The beauty of this response is that it attacks the serial liar where it hurts the most: with his base. By challenging the bully straight up, Warren can show that he is all hot air, and that he'll collapse and retreat when challenged on his own turf. To really spice it up, Warren should deliver this speech in Montana at a campaign rally for incumbent Democratic Senator Jon Tester. Imagine the ratings for the rally- and imagine the ratings for a live television appearance by Trump hooked up to a lie detector.

Sunday, July 01, 2018


One of the pluses of being a student of history is that it's easier not to suffer undue anxiety over the current state of affairs of the United States of America. Having recently finished biographies and historical novels covering the period of the founding of our country (Alexander Hamilton, by Ron Chernow, c. 2004) and of the Civil War and aftermath (Grant, by Jean Edward Smith, c. 2001), I have a better perspective on how dire our straits are right now and how important the next two elections (2018 midterms and 2020 presidential) are to the continuation of this democracy.

My response to people who think if we don't impeach Donald Trump that we will sink into Fascism is that we need to look at the reverse: where would we be with a president just as awful on policy grounds but who is not so vulgar, narcissistic, abusive, and offensive- say, a Mike Pence. Or worse, a president just as cruel and abusive as Trump, but who was cunning and intelligent and who had an actual agenda (say, a Ted Cruz, whom I thought in early 2016 was the worse of the two remaining candidates).

My hope is that Trump can manage to stay in office at least through the first Tuesday in November to continue to motivate people to go to the polls, because there are more of us (the decent people who don't want to use power to abuse minority groups) then there are of them (the bad guys- although they don't see themselves that way when they look in the mirror- right, Jay Brimberry?). So, just to lend a bit of historical perspective, on this 155th anniversary of the battle at Gettysburg, Pennsylvania, between Robert E. Lee's Army of Northern Virginia and George Meade's Army of the Potomac, a brief look back at true dire straits is helpful. This was the battle that decided the war, and the greatest speech by an American president, now written in stone at his memorial in Washington, might give us some hope:

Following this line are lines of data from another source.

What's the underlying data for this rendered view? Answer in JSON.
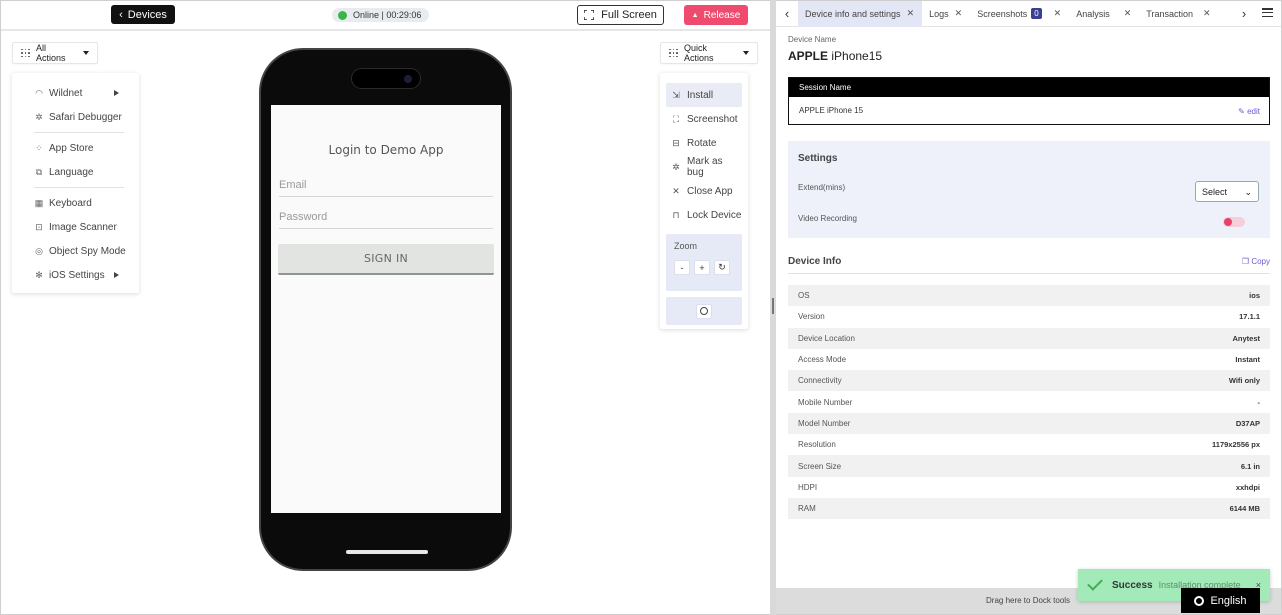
{
  "topbar": {
    "devices_label": "Devices",
    "online_label": "Online | 00:29:06",
    "fullscreen_label": "Full Screen",
    "release_label": "Release"
  },
  "all_actions": {
    "label": "All Actions",
    "items": [
      {
        "label": "Wildnet",
        "icon": "wifi-icon",
        "submenu": true
      },
      {
        "label": "Safari Debugger",
        "icon": "bug-icon"
      },
      {
        "label": "App Store",
        "icon": "apps-icon"
      },
      {
        "label": "Language",
        "icon": "translate-icon"
      },
      {
        "label": "Keyboard",
        "icon": "keyboard-icon"
      },
      {
        "label": "Image Scanner",
        "icon": "scanner-icon"
      },
      {
        "label": "Object Spy Mode",
        "icon": "spy-icon"
      },
      {
        "label": "iOS Settings",
        "icon": "gear-icon",
        "submenu": true
      }
    ]
  },
  "quick_actions": {
    "label": "Quick Actions",
    "items": [
      {
        "label": "Install",
        "icon": "install-icon",
        "active": true
      },
      {
        "label": "Screenshot",
        "icon": "screenshot-icon"
      },
      {
        "label": "Rotate",
        "icon": "rotate-icon"
      },
      {
        "label": "Mark as bug",
        "icon": "bug-icon"
      },
      {
        "label": "Close App",
        "icon": "close-icon"
      },
      {
        "label": "Lock Device",
        "icon": "lock-icon"
      }
    ],
    "zoom_label": "Zoom",
    "zoom_minus": "-",
    "zoom_plus": "+"
  },
  "phone": {
    "title": "Login to Demo App",
    "email_placeholder": "Email",
    "password_placeholder": "Password",
    "signin_label": "SIGN IN"
  },
  "tabs": [
    {
      "label": "Device info and settings",
      "active": true
    },
    {
      "label": "Logs"
    },
    {
      "label": "Screenshots",
      "badge": "0"
    },
    {
      "label": "Analysis"
    },
    {
      "label": "Transaction"
    }
  ],
  "device": {
    "name_label": "Device Name",
    "brand": "APPLE",
    "model": "iPhone15"
  },
  "session": {
    "header": "Session Name",
    "value": "APPLE iPhone 15",
    "edit_label": "edit"
  },
  "settings": {
    "title": "Settings",
    "extend_label": "Extend(mins)",
    "extend_value": "Select",
    "video_label": "Video Recording"
  },
  "device_info": {
    "title": "Device Info",
    "copy_label": "Copy",
    "rows": [
      {
        "key": "OS",
        "value": "ios"
      },
      {
        "key": "Version",
        "value": "17.1.1"
      },
      {
        "key": "Device Location",
        "value": "Anytest"
      },
      {
        "key": "Access Mode",
        "value": "Instant"
      },
      {
        "key": "Connectivity",
        "value": "Wifi only"
      },
      {
        "key": "Mobile Number",
        "value": "-"
      },
      {
        "key": "Model Number",
        "value": "D37AP"
      },
      {
        "key": "Resolution",
        "value": "1179x2556 px"
      },
      {
        "key": "Screen Size",
        "value": "6.1 in"
      },
      {
        "key": "HDPI",
        "value": "xxhdpi"
      },
      {
        "key": "RAM",
        "value": "6144 MB"
      }
    ]
  },
  "dock": {
    "label": "Drag here to Dock tools"
  },
  "toast": {
    "title": "Success",
    "message": "Installation complete",
    "close": "×"
  },
  "language": {
    "label": "English"
  },
  "colors": {
    "release": "#ee4b6e",
    "online_dot": "#3ab54a",
    "accent": "#6b5bd2",
    "toast_bg": "#a3eab9"
  }
}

"Four score and seven years ago our fathers brought forth on this continent, a new nation, conceived in Liberty, and dedicated to the proposition that all men are created equal.

Now we are engaged in a great civil war, testing whether that nation, or any nation so conceived and so dedicated, can long endure. We are met on a great battle-field of that war. We have come to dedicate a portion of that field, as a final resting place for those who here gave their lives that that nation might live. It is altogether fitting and proper that we should do this.

But, in a larger sense, we can not dedicate -- we can not consecrate -- we can not hallow -- this ground. The brave men, living and dead, who struggled here, have consecrated it, far above our poor power to add or detract. The world will little note, nor long remember what we say here, but it can never forget what they did here. It is for us the living, rather, to be dedicated here to the unfinished work which they who fought here have thus far so nobly advanced. It is rather for us to be here dedicated to the great task remaining before us -- that from these honored dead we take increased devotion to that cause for which they gave the last full measure of devotion -- that we here highly resolve that these dead shall not have died in vain -- that this nation, under God, shall have a new birth of freedom -- and that government of the people, by the people, for the people, shall not perish from the earth."